In his scorching analysis of English Cricket, Pommies:  England Cricket Through an Australian Lens, William Buckland reveals the way forward. In short, Buckland compares the Australian grade system with the bloated English County Championship (ECC) and comes to a very simple conclusion: There are too many nonviable county clubs employing too many mediocre professionals. The game, he argues, must be trimmed, and less, but more competitive and meaningful cricket played. Player talent would be concentrated, rather than diluted, and the injuries that come with an overly long County Championship avoided.

County cricket survives in England because of the public’s interest in the national side, and yet changes to the game’s structure that ought to bring about their desire for a consistently competitive England team are ignored. Unlike football, where the success of individual clubs in lucrative (and therefore more ‘prestigious’) league or cup competitions such as the Premier League and Champions League takes precedent, the ECC is a cartel kept afloat by Rupert Murdoch’s money. One could examine the serious damage that the ECB’s acceptance of this money has done in terms of public access (a fraction of the 7.4m viewers who watched the 2005 ashes watch Sky's coverage) in more detail, but the point here is that cricket is being run by the wrong people, for the wrong people (themselves). On-field success, as long as the money from Murdoch (or charlatans like Allen Stanford) keeps rolling in, is almost incidental.

The future ascension of Colin Graves to the Chairmanship of the ECB might provide an opportunity for reform. Although Geoffrey Boycott appeared reticent at the end of the Bangladesh match to provide ‘on-air’ solutions to the current malaise, he did reveal that he wished to have a chat with Graves. I’d suggest Graves also talks to Bob Willis and the other members of the Cricket Reform Group, whose sound-headed proposals were assiduously ignored by the ECB in 2003.

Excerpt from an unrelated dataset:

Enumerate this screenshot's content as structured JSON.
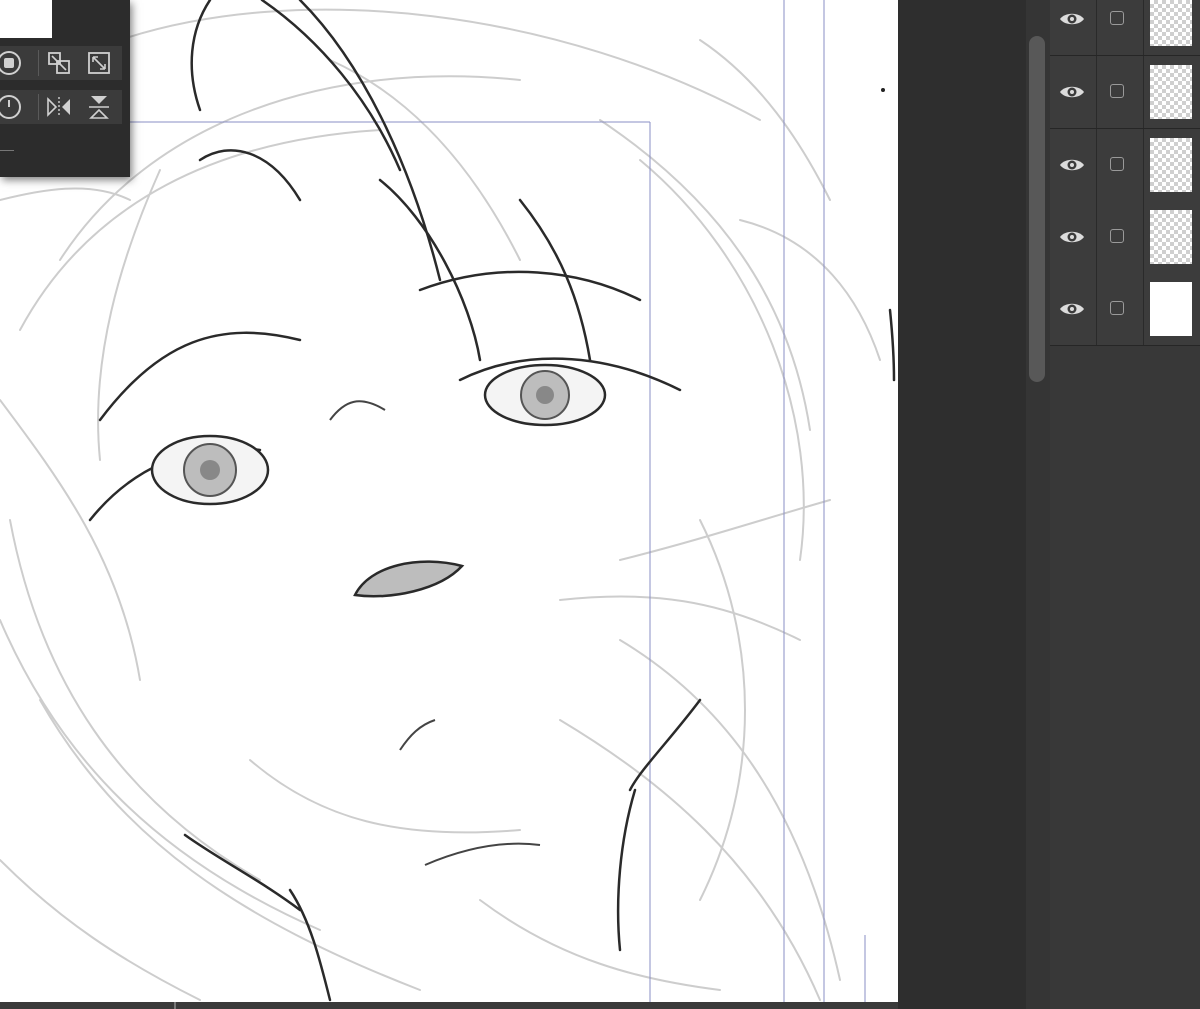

The game is at a genuine crossroads. Successive generations of supporters, and indeed players, have been let down by the game’s ‘custodians’. Under their watch cricket’s status as the national game was lost and English cricket’s genuine supporters have had to ‘enjoy’ cyclical success at best, rather than the sustained, planned, success of the Australians. Furthermore, it has become increasingly out of the financial reach of the less well-off who would like to support in person or watch on their televisions. The inspirational effects that followed the ‘free-to-air’ coverage in 2005 now lost, the youth required to maintain the lower levels of the game are absent in the numbers required.

Unless root and branch changes are made, it will not simply be embarrassing international failures that the cricket authorities will have presided over. There is a real possibility – if the current trajectory is maintained – that cricket will have become the boutique pastime that Dorey and his ilk always wanted.

[1] Cricket, 29/12/1892, 508.
[2] Woking News, 23/8/1895.
[3] Cricket, 25/11/1894, 444.
[4] Thompson and Long, Club Cricketers’ Official Handbook, 1913, 12.
[5] Morris “Clubs, societies and associations”, 412-413.
[6] Birley, A Social History of English Cricket, 214.


  1. This comment has been removed by a blog administrator.

  2. This comment has been removed by a blog administrator.

  3. This comment has been removed by a blog administrator.